Nodjemet papyrus – BM EA10490

Nedjem(et) – nDm(t)
DB320 – Royal Cache – Cache I
Ranke I, pg. 215, 8
Also known as Nedjmet, Nodjmet, Nedjem

A common theory is that Nodjmet had several children with her first husband Piankh: Heqanefer, Heqamaat, Ankhefenmut, Faienmut (a female) and, the most famous of all, the future High Priest of Amun/Pharaoh Pinedjem I. Nodjmet became Piankh’s most trusted confidant, and every time he had to fulfill his business in Nubia, the management of Thebes was left to her. When around 1070 BCE Piankh died, Herihor was proposed as his successor; Nodjmet, however, managed to keep her prerogatives marrying this man. Later, Herihor claimed “kingship” – although only inside the borders of the Temple of Amun at Karnak – Nodjmet effectively became his “queen”: her name was inscribed inside a cartouche and later she bore titles such as Lady of the Two Lands and King’s Mother. Source Wiki

Whether the above is correct is disputed. See the Second Nodjmet debate. See also the interesting article of Ad Thijs, Nodjmet A, Daughter of Amenhotep, Wife of Piankh and Mother of Herihor

Book of Carvens papyrus for Nodjemet

Book of Carvens for Nodjmet, length 396 cm, height 22.9 cm
BA EA 10490, British Museum, London 59, Type BA.III.2b, Niwinski
Photos British Museum © The Trustees of the British Museum
Panorama view VB 2022 (composed of 5 frames)

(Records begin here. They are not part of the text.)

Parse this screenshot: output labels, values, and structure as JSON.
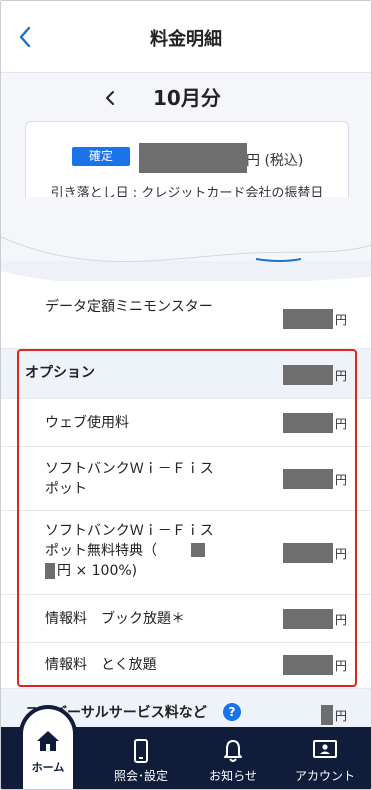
{
  "header": {
    "title": "料金明細",
    "back_icon": "chevron-left-icon"
  },
  "summary": {
    "prev_icon": "chevron-left-icon",
    "month": "10月分",
    "status_badge": "確定",
    "unit": "円 (税込)",
    "debit_date": "引き落とし日 : クレジットカード会社の振替日"
  },
  "items": [
    {
      "label": "データ定額ミニモンスター",
      "unit": "円"
    },
    {
      "label": "オプション",
      "unit": "円"
    },
    {
      "label": "ウェブ使用料",
      "unit": "円"
    },
    {
      "label": "ソフトバンクＷｉ－Ｆｉスポット",
      "unit": "円"
    },
    {
      "label_a": "ソフトバンクＷｉ－Ｆｉスポット無料特典（",
      "label_b": "円 × 100%)",
      "unit": "円"
    },
    {
      "label": "情報料　ブック放題＊",
      "unit": "円"
    },
    {
      "label": "情報料　とく放題",
      "unit": "円"
    },
    {
      "label": "ユニバーサルサービス料など",
      "unit": "円"
    }
  ],
  "help_icon": "help-icon",
  "nav": {
    "home": "ホーム",
    "settings": "照会･設定",
    "notifications": "お知らせ",
    "account": "アカウント"
  },
  "colors": {
    "accent": "#1a73e8",
    "nav_bg": "#0f1d3a",
    "highlight_border": "#e0261b",
    "mask": "#6e6e6e"
  }
}
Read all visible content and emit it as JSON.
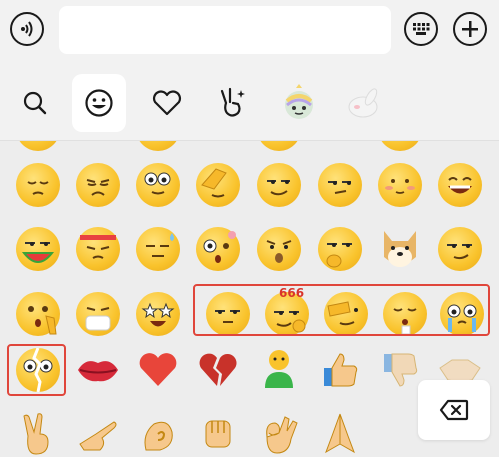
{
  "input": {
    "value": ""
  },
  "tabs": [
    {
      "name": "search",
      "icon": "search-icon",
      "active": false
    },
    {
      "name": "emoji",
      "icon": "smiley-icon",
      "active": true
    },
    {
      "name": "favorites",
      "icon": "heart-icon",
      "active": false
    },
    {
      "name": "stickers",
      "icon": "peace-hand-icon",
      "active": false
    },
    {
      "name": "sticker-pack-1",
      "icon": "unicorn-sticker-icon",
      "active": false
    },
    {
      "name": "sticker-pack-2",
      "icon": "rabbit-sticker-icon",
      "active": false
    }
  ],
  "grid": {
    "rows": [
      [
        "pensive",
        "frown",
        "glasses-flex",
        "facepalm",
        "smirk",
        "side-eye",
        "shy",
        "grin-tongue"
      ],
      [
        "watermelon-eat",
        "headband",
        "sweat",
        "surprised-eye",
        "sigh",
        "smirk-fist",
        "doge",
        "smug"
      ],
      [
        "shh",
        "mask",
        "star-eyes",
        "meh",
        "666",
        "eye-cover",
        "pout",
        "teary"
      ],
      [
        "crack-face",
        "lips",
        "heart",
        "broken-heart",
        "green-man",
        "thumbs-up",
        "thumbs-down",
        "handshake"
      ],
      [
        "victory",
        "point",
        "pray-spiral",
        "fist",
        "ok-hand",
        "pray"
      ]
    ],
    "badge_666": "666"
  },
  "colors": {
    "highlight": "#e0463b",
    "emoji_yellow": "#f9c32c"
  }
}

Good photos of almost all of the frames are available on the BM’s website. For study and research I recommend using the zoomable pictures from the BM because they have a higher resolution than in the slider. Use the slider for the overview